Repeat the full listing below verbatim and keep the images out.

Extracted information Start Marker

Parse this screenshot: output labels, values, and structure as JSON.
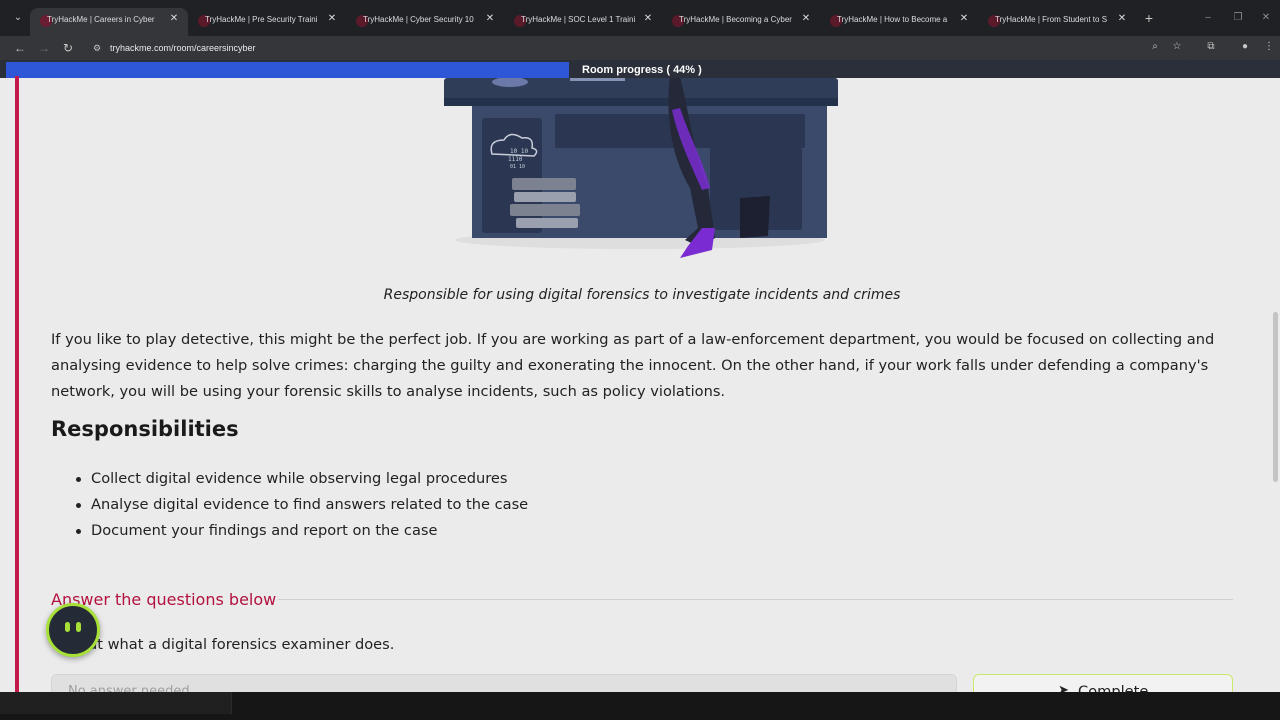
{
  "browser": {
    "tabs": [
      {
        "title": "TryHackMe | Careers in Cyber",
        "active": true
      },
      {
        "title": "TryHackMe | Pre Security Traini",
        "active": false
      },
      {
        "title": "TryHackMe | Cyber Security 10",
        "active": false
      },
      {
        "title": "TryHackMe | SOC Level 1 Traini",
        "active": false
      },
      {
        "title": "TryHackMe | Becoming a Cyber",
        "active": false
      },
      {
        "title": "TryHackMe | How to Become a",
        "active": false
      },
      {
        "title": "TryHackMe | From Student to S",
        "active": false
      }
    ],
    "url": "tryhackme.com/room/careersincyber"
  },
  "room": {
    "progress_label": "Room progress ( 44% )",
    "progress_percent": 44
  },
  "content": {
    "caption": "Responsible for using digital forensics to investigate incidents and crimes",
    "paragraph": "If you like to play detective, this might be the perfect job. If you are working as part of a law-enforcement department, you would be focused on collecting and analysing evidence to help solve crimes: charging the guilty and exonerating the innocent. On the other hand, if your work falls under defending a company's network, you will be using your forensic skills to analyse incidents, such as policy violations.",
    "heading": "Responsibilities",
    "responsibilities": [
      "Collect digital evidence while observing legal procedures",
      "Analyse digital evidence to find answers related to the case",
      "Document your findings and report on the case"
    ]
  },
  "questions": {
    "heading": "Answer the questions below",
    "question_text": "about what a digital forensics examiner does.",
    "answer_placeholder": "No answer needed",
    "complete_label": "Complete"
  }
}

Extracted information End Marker

** Answer box **
Parse this screenshot: output labels, values, and structure as JSON.
{
  "browser": {
    "tabs": [
      {
        "title": "TryHackMe | Careers in Cyber",
        "active": true
      },
      {
        "title": "TryHackMe | Pre Security Traini",
        "active": false
      },
      {
        "title": "TryHackMe | Cyber Security 10",
        "active": false
      },
      {
        "title": "TryHackMe | SOC Level 1 Traini",
        "active": false
      },
      {
        "title": "TryHackMe | Becoming a Cyber",
        "active": false
      },
      {
        "title": "TryHackMe | How to Become a",
        "active": false
      },
      {
        "title": "TryHackMe | From Student to S",
        "active": false
      }
    ],
    "url": "tryhackme.com/room/careersincyber"
  },
  "room": {
    "progress_label": "Room progress ( 44% )",
    "progress_percent": 44
  },
  "content": {
    "caption": "Responsible for using digital forensics to investigate incidents and crimes",
    "paragraph": "If you like to play detective, this might be the perfect job. If you are working as part of a law-enforcement department, you would be focused on collecting and analysing evidence to help solve crimes: charging the guilty and exonerating the innocent. On the other hand, if your work falls under defending a company's network, you will be using your forensic skills to analyse incidents, such as policy violations.",
    "heading": "Responsibilities",
    "responsibilities": [
      "Collect digital evidence while observing legal procedures",
      "Analyse digital evidence to find answers related to the case",
      "Document your findings and report on the case"
    ]
  },
  "questions": {
    "heading": "Answer the questions below",
    "question_text": "about what a digital forensics examiner does.",
    "answer_placeholder": "No answer needed",
    "complete_label": "Complete"
  }
}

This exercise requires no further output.